EXERCISE DIRECTIONS: Count the lines in the entries below that mention the string "product", then write that number by itself.

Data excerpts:
[Start of section]

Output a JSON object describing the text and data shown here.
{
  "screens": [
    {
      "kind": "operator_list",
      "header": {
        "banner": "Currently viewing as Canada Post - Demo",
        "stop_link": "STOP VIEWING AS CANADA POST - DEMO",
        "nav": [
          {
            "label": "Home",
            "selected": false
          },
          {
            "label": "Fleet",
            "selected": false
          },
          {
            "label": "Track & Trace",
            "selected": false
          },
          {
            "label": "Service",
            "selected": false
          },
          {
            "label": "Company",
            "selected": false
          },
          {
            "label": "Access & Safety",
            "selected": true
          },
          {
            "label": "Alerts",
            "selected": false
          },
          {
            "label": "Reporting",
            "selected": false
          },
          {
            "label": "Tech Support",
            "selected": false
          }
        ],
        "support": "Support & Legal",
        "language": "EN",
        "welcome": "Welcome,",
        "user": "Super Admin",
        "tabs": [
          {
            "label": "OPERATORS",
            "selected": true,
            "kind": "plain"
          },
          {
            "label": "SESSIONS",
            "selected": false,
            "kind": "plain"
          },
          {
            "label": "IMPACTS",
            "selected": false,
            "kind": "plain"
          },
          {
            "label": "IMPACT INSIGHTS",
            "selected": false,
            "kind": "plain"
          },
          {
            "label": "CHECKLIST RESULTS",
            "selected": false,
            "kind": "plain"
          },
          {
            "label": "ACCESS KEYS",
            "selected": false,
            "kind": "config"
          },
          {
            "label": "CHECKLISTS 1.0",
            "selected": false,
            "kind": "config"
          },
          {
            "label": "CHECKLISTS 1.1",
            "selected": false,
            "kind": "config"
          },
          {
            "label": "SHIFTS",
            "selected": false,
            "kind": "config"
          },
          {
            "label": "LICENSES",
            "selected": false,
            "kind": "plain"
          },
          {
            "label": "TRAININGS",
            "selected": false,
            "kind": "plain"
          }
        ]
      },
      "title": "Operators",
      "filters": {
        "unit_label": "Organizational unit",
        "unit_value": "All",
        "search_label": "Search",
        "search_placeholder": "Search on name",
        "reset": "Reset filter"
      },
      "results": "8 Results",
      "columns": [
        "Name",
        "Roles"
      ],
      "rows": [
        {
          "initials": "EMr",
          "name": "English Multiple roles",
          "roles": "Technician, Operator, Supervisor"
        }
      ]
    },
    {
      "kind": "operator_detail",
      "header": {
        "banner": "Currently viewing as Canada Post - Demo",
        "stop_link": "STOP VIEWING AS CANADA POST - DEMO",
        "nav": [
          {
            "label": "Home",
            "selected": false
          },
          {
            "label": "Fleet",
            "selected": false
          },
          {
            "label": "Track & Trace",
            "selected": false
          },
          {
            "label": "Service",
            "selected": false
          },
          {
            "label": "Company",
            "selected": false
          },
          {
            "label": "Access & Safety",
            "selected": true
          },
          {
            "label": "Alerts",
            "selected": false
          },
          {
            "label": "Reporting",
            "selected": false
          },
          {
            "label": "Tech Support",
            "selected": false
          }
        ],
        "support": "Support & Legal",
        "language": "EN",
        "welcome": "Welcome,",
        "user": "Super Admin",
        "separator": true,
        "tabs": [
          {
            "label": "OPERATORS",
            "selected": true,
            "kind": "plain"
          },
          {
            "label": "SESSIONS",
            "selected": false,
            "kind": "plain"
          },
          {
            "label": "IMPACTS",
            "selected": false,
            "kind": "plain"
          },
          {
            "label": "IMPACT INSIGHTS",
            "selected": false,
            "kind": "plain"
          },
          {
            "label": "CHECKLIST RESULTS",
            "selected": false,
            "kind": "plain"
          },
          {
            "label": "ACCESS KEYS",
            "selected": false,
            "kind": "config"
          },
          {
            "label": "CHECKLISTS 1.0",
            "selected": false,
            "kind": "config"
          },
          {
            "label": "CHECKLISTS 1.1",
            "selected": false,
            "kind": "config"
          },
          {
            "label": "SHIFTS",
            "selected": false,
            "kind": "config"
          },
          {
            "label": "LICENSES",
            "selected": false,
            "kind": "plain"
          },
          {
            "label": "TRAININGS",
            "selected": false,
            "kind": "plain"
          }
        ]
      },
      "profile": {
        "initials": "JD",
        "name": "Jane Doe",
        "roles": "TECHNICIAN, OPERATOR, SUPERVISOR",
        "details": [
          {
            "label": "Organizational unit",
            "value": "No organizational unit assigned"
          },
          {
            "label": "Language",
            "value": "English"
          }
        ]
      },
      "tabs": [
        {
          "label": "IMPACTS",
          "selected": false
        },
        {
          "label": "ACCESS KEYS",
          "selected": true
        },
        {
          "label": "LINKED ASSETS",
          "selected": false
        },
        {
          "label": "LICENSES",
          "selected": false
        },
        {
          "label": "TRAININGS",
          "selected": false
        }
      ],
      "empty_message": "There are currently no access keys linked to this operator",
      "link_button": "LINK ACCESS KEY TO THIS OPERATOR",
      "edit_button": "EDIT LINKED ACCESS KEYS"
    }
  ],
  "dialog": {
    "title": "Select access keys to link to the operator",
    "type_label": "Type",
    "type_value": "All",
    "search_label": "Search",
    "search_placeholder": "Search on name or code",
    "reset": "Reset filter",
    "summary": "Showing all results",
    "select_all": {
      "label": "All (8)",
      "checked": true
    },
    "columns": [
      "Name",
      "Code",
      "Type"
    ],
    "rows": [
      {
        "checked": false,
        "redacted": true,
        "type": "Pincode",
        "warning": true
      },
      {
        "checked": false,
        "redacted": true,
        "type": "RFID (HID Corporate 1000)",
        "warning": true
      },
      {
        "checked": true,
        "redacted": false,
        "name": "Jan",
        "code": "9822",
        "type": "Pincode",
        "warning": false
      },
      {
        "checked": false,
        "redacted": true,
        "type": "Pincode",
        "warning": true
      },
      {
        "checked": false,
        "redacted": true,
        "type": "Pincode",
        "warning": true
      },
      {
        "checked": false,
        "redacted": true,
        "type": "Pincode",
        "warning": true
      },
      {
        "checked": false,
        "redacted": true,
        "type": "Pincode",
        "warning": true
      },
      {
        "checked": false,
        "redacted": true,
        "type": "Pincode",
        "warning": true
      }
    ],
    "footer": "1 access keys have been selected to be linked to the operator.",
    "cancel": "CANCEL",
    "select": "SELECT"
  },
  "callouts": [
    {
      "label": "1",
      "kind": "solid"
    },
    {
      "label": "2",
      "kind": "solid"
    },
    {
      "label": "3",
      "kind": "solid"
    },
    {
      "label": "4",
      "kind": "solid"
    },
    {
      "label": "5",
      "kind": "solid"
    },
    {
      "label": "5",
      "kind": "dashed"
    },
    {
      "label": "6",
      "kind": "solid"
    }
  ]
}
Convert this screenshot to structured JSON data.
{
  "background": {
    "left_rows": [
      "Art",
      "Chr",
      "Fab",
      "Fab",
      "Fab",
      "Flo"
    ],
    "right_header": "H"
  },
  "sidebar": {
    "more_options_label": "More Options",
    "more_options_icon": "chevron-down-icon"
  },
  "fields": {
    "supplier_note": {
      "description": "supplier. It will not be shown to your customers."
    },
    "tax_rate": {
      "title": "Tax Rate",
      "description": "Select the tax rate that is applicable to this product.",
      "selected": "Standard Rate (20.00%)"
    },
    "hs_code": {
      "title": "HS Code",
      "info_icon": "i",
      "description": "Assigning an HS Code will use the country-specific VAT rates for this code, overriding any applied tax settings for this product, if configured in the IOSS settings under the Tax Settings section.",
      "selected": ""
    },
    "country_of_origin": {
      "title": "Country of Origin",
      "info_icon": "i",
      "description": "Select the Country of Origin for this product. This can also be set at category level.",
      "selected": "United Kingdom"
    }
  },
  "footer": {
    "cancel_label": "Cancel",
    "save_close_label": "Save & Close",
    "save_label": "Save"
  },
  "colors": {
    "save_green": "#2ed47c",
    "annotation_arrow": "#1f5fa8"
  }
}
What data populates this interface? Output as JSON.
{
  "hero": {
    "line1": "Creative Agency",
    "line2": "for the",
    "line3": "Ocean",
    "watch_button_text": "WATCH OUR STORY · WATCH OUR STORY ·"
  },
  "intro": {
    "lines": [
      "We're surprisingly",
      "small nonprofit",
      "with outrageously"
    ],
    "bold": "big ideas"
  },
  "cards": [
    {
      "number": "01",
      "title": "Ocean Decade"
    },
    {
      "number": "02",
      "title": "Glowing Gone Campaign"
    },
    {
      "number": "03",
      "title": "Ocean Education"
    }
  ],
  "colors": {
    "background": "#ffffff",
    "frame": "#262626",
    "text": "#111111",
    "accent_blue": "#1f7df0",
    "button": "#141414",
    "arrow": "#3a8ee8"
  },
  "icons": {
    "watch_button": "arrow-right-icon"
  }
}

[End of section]

ANSWER TO THIS EXERCISE: 3